Immediate central plant capacity increase. Because Retro-Cx reduces the load on the central plant equipment, the result is new “spare” capacity. This new spare capacity could be used to reduce the size of the central plant expansion in a new construction project. At about $1,000 per ton installed for chillers, just a few tons of cooling savings could result in pleasant surprises in the new construction budget.
Retro-Cx, in short, puts the value in value engineering. HD
Timothy P. Pennock, PE, QCP, LEED™-Accredited Professional, is Director of Commissioning Services, GRG Consulting Engineers, Inc., with offices in Florida, California, and Nevada.
Four steps to Retro-Commissioning
1. Research Retro-Cx.
Visit http://www.peci.org to learn more about commissioning.
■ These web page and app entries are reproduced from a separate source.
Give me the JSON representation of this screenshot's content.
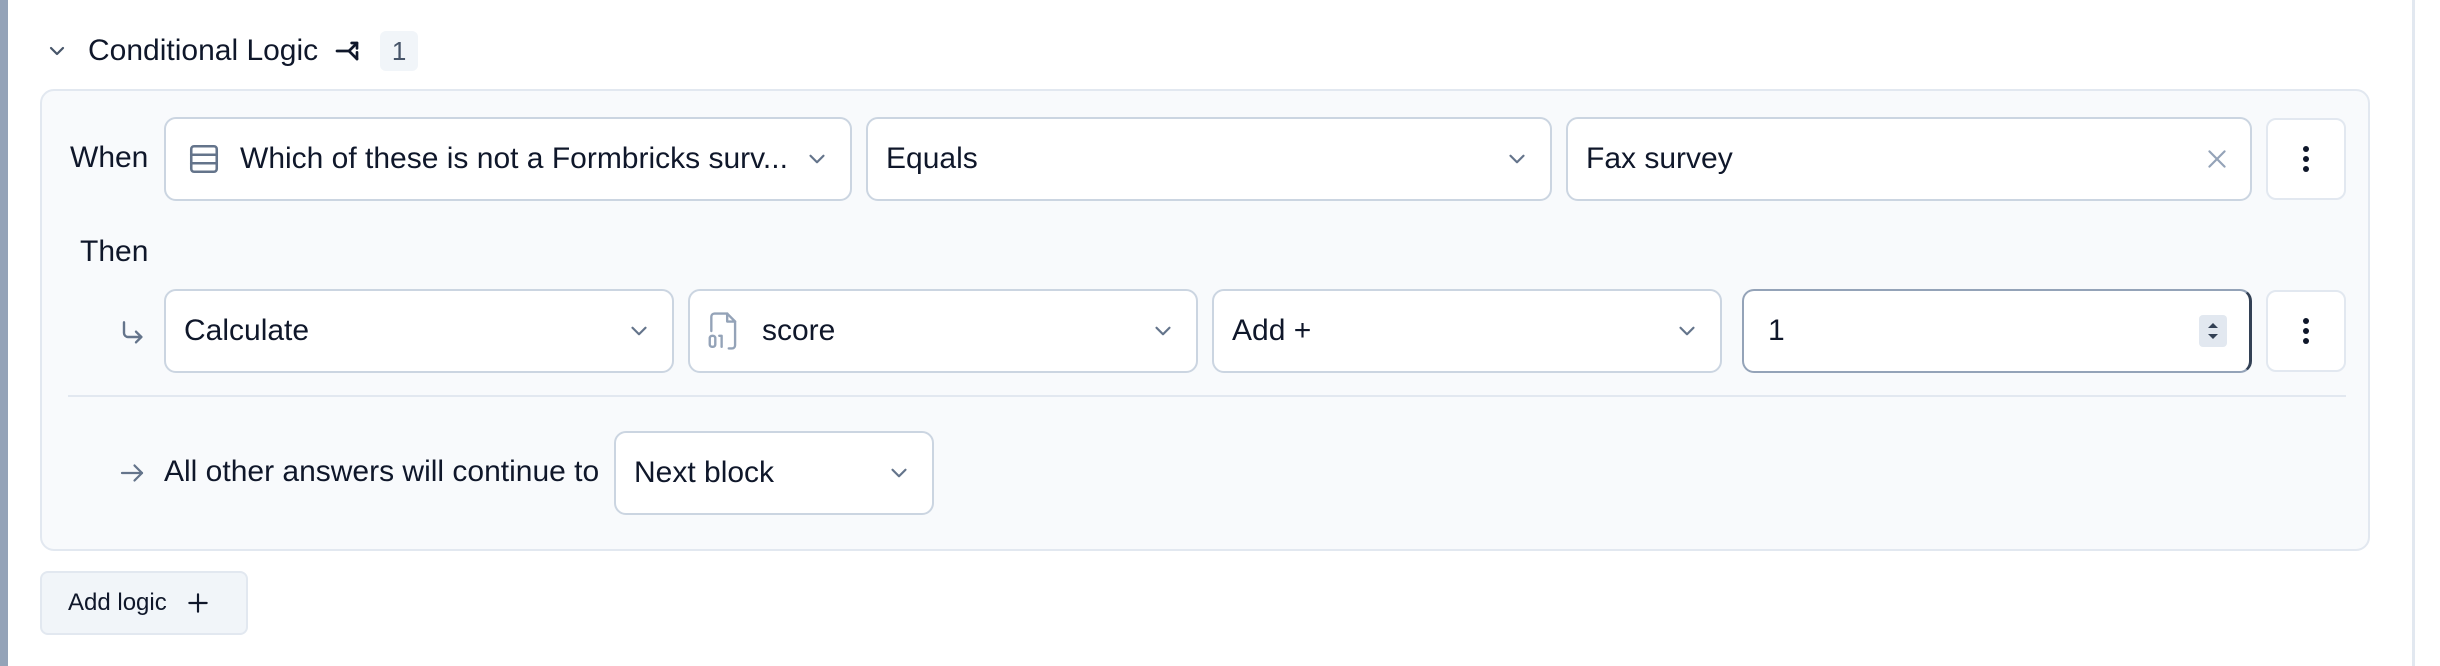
{
  "section": {
    "title": "Conditional Logic",
    "count": "1"
  },
  "logic_rule": {
    "when_label": "When",
    "condition": {
      "question": "Which of these is not a Formbricks surv...",
      "operator": "Equals",
      "value": "Fax survey"
    },
    "then_label": "Then",
    "action": {
      "type": "Calculate",
      "variable": "score",
      "operation": "Add +",
      "amount": "1"
    },
    "fallback": {
      "label": "All other answers will continue to",
      "target": "Next block"
    }
  },
  "add_logic": {
    "label": "Add logic"
  },
  "icons": {
    "collapse": "chevron-down-icon",
    "split": "split-arrows-icon",
    "question_type": "list-rows-icon",
    "variable": "file-digit-icon",
    "clear": "x-icon",
    "menu": "more-vertical-icon",
    "then_arrow": "corner-down-right-icon",
    "fallback_arrow": "arrow-right-icon",
    "stepper": "spin-buttons-icon",
    "add": "plus-icon"
  }
}
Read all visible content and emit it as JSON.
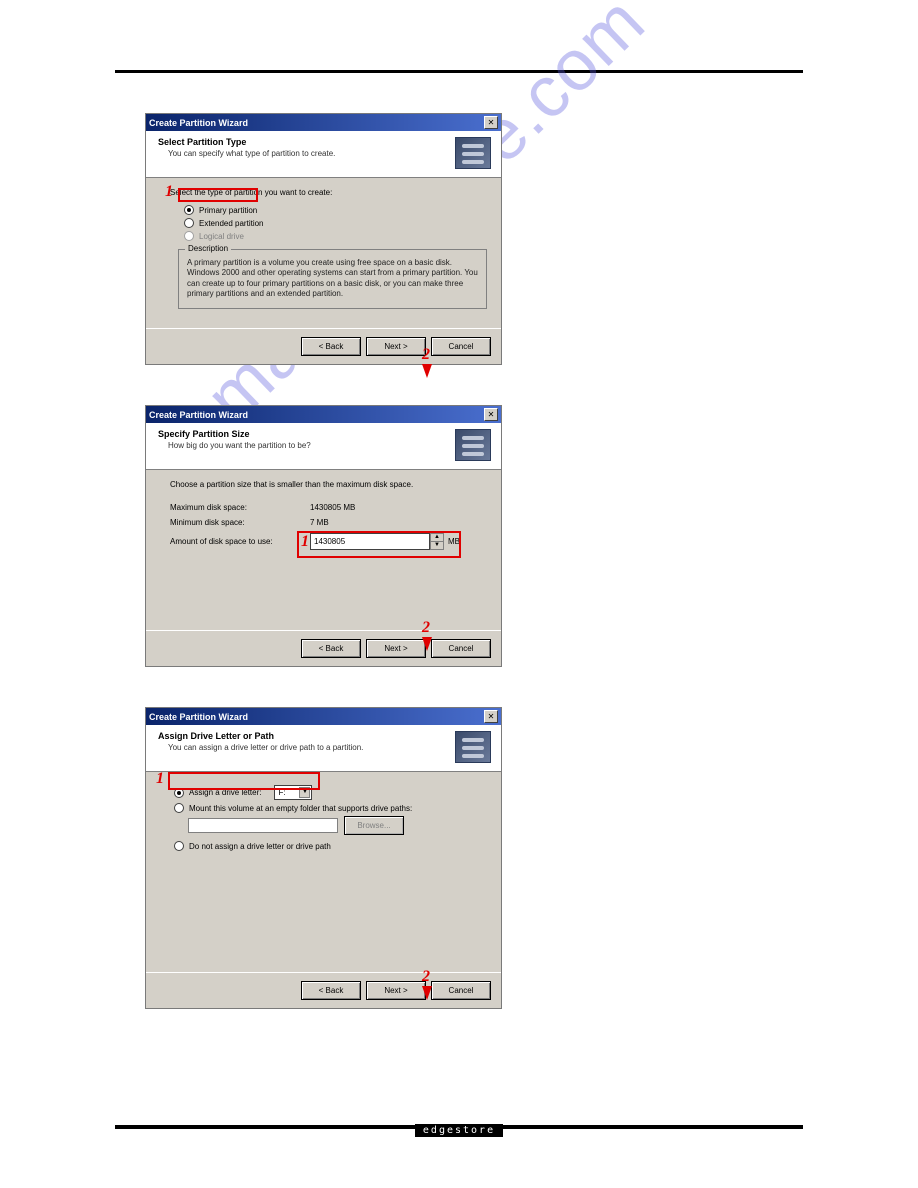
{
  "watermark": "manualshive.com",
  "footer_brand": "edgestore",
  "dialog_title": "Create Partition Wizard",
  "close_glyph": "✕",
  "buttons": {
    "back": "< Back",
    "next": "Next >",
    "cancel": "Cancel",
    "browse": "Browse..."
  },
  "callouts": {
    "one": "1",
    "two": "2"
  },
  "d1": {
    "title": "Select Partition Type",
    "subtitle": "You can specify what type of partition to create.",
    "intro": "Select the type of partition you want to create:",
    "opt_primary": "Primary partition",
    "opt_extended": "Extended partition",
    "opt_logical": "Logical drive",
    "desc_legend": "Description",
    "desc_text": "A primary partition is a volume you create using free space on a basic disk. Windows 2000 and other operating systems can start from a primary partition. You can create up to four primary partitions on a basic disk, or you can make three primary partitions and an extended partition."
  },
  "d2": {
    "title": "Specify Partition Size",
    "subtitle": "How big do you want the partition to be?",
    "intro": "Choose a partition size that is smaller than the maximum disk space.",
    "max_label": "Maximum disk space:",
    "max_value": "1430805 MB",
    "min_label": "Minimum disk space:",
    "min_value": "7 MB",
    "amount_label": "Amount of disk space to use:",
    "amount_value": "1430805",
    "mb": "MB"
  },
  "d3": {
    "title": "Assign Drive Letter or Path",
    "subtitle": "You can assign a drive letter or drive path to a partition.",
    "opt_assign": "Assign a drive letter:",
    "drive_letter": "F:",
    "opt_mount": "Mount this volume at an empty folder that supports drive paths:",
    "opt_none": "Do not assign a drive letter or drive path"
  }
}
Portland Energy Conservation, Inc., has been a leader in promoting the value of commissioning since the early 1990s.
2. Research commissioning firms.
Visit the Building Commissioning Association's Web site at http://www.bcxa.org to research commissioning firms.
3. Select a commissioning firm.
Choose a firm with PEs and controls specialists on staff and experience in healthcare commissioning.
4. Retro-Cx the existing facility.
Review heating/cooling systems’ basis of operation.
Integrate building automation system.
Inspect coils and fans of each air-handling unit.
Report operating deficiencies and energy cost savings.
Maintain energy savings by managing utility bill energy data and annual Retro-Cx. The Retro-Cx results need to be managed by administration so the Facility Management Department does not perceive the deficiencies as a threat. If not, the Retro-Cx effort will get squashed.